An exact reproduction of each record is required.

Dataset entries.
....
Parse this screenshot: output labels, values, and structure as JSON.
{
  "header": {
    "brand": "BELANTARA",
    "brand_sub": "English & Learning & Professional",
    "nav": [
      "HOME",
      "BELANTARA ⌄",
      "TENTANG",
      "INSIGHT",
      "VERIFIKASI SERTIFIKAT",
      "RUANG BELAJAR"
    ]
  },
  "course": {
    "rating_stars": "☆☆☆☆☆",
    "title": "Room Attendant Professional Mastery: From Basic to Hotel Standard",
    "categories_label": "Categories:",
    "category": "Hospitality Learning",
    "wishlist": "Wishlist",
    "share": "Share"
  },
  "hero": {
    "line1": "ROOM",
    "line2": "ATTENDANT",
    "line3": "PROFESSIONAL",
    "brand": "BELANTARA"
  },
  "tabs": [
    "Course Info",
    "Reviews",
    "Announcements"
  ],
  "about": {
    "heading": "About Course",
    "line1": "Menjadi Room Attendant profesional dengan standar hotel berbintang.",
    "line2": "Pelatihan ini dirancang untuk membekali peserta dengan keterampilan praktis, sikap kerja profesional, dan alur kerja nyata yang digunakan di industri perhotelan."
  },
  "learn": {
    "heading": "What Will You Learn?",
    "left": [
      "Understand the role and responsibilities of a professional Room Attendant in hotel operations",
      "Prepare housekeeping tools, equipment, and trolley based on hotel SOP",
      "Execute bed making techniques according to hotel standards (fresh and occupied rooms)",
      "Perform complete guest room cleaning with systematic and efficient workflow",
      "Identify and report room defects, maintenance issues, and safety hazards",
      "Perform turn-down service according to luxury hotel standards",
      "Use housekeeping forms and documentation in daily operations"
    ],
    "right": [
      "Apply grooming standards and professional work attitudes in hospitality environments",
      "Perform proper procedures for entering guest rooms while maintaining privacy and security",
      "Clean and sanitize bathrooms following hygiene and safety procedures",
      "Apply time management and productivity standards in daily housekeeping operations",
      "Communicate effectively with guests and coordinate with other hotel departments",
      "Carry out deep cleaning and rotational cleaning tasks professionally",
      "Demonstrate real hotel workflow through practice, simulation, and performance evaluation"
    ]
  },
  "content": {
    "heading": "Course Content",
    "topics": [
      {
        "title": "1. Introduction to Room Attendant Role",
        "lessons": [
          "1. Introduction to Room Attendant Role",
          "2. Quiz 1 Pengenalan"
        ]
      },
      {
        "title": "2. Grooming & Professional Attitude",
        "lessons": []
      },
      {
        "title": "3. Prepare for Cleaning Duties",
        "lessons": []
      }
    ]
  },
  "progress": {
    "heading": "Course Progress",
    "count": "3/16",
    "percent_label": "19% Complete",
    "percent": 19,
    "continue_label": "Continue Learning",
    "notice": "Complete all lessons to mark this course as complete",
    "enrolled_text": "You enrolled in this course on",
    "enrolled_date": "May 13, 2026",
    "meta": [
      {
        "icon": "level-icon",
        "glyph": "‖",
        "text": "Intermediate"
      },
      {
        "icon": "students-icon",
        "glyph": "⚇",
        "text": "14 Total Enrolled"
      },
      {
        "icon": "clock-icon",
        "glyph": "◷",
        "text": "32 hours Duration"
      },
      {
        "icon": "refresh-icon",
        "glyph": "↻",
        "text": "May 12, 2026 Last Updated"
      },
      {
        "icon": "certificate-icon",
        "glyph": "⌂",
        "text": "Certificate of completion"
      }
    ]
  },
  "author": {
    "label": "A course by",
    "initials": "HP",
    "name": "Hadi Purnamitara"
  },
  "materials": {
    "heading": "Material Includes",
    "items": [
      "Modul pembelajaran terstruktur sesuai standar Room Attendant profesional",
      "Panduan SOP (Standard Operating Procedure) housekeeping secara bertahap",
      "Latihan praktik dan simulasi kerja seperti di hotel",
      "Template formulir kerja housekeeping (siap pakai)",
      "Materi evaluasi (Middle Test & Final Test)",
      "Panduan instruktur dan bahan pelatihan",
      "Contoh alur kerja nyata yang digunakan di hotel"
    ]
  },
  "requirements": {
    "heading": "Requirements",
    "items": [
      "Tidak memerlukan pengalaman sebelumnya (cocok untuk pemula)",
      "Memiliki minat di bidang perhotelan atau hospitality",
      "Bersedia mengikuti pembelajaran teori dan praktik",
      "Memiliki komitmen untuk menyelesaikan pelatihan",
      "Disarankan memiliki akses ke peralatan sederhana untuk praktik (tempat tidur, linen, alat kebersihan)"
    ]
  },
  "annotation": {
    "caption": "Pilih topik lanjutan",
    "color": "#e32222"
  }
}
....
Problem solution.
Parse this screenshot: output labels, values, and structure as JSON.
{
  "header": {
    "brand": "BELANTARA",
    "brand_sub": "English & Learning & Professional",
    "nav": [
      "HOME",
      "BELANTARA ⌄",
      "TENTANG",
      "INSIGHT",
      "VERIFIKASI SERTIFIKAT",
      "RUANG BELAJAR"
    ]
  },
  "course": {
    "rating_stars": "☆☆☆☆☆",
    "title": "Room Attendant Professional Mastery: From Basic to Hotel Standard",
    "categories_label": "Categories:",
    "category": "Hospitality Learning",
    "wishlist": "Wishlist",
    "share": "Share"
  },
  "hero": {
    "line1": "ROOM",
    "line2": "ATTENDANT",
    "line3": "PROFESSIONAL",
    "brand": "BELANTARA"
  },
  "tabs": [
    "Course Info",
    "Reviews",
    "Announcements"
  ],
  "about": {
    "heading": "About Course",
    "line1": "Menjadi Room Attendant profesional dengan standar hotel berbintang.",
    "line2": "Pelatihan ini dirancang untuk membekali peserta dengan keterampilan praktis, sikap kerja profesional, dan alur kerja nyata yang digunakan di industri perhotelan."
  },
  "learn": {
    "heading": "What Will You Learn?",
    "left": [
      "Understand the role and responsibilities of a professional Room Attendant in hotel operations",
      "Prepare housekeeping tools, equipment, and trolley based on hotel SOP",
      "Execute bed making techniques according to hotel standards (fresh and occupied rooms)",
      "Perform complete guest room cleaning with systematic and efficient workflow",
      "Identify and report room defects, maintenance issues, and safety hazards",
      "Perform turn-down service according to luxury hotel standards",
      "Use housekeeping forms and documentation in daily operations"
    ],
    "right": [
      "Apply grooming standards and professional work attitudes in hospitality environments",
      "Perform proper procedures for entering guest rooms while maintaining privacy and security",
      "Clean and sanitize bathrooms following hygiene and safety procedures",
      "Apply time management and productivity standards in daily housekeeping operations",
      "Communicate effectively with guests and coordinate with other hotel departments",
      "Carry out deep cleaning and rotational cleaning tasks professionally",
      "Demonstrate real hotel workflow through practice, simulation, and performance evaluation"
    ]
  },
  "content": {
    "heading": "Course Content",
    "topics": [
      {
        "title": "1. Introduction to Room Attendant Role",
        "lessons": [
          "1. Introduction to Room Attendant Role",
          "2. Quiz 1 Pengenalan"
        ]
      },
      {
        "title": "2. Grooming & Professional Attitude",
        "lessons": []
      },
      {
        "title": "3. Prepare for Cleaning Duties",
        "lessons": []
      }
    ]
  },
  "progress": {
    "heading": "Course Progress",
    "count": "3/16",
    "percent_label": "19% Complete",
    "percent": 19,
    "continue_label": "Continue Learning",
    "notice": "Complete all lessons to mark this course as complete",
    "enrolled_text": "You enrolled in this course on",
    "enrolled_date": "May 13, 2026",
    "meta": [
      {
        "icon": "level-icon",
        "glyph": "‖",
        "text": "Intermediate"
      },
      {
        "icon": "students-icon",
        "glyph": "⚇",
        "text": "14 Total Enrolled"
      },
      {
        "icon": "clock-icon",
        "glyph": "◷",
        "text": "32 hours Duration"
      },
      {
        "icon": "refresh-icon",
        "glyph": "↻",
        "text": "May 12, 2026 Last Updated"
      },
      {
        "icon": "certificate-icon",
        "glyph": "⌂",
        "text": "Certificate of completion"
      }
    ]
  },
  "author": {
    "label": "A course by",
    "initials": "HP",
    "name": "Hadi Purnamitara"
  },
  "materials": {
    "heading": "Material Includes",
    "items": [
      "Modul pembelajaran terstruktur sesuai standar Room Attendant profesional",
      "Panduan SOP (Standard Operating Procedure) housekeeping secara bertahap",
      "Latihan praktik dan simulasi kerja seperti di hotel",
      "Template formulir kerja housekeeping (siap pakai)",
      "Materi evaluasi (Middle Test & Final Test)",
      "Panduan instruktur dan bahan pelatihan",
      "Contoh alur kerja nyata yang digunakan di hotel"
    ]
  },
  "requirements": {
    "heading": "Requirements",
    "items": [
      "Tidak memerlukan pengalaman sebelumnya (cocok untuk pemula)",
      "Memiliki minat di bidang perhotelan atau hospitality",
      "Bersedia mengikuti pembelajaran teori dan praktik",
      "Memiliki komitmen untuk menyelesaikan pelatihan",
      "Disarankan memiliki akses ke peralatan sederhana untuk praktik (tempat tidur, linen, alat kebersihan)"
    ]
  },
  "annotation": {
    "caption": "Pilih topik lanjutan",
    "color": "#e32222"
  }
}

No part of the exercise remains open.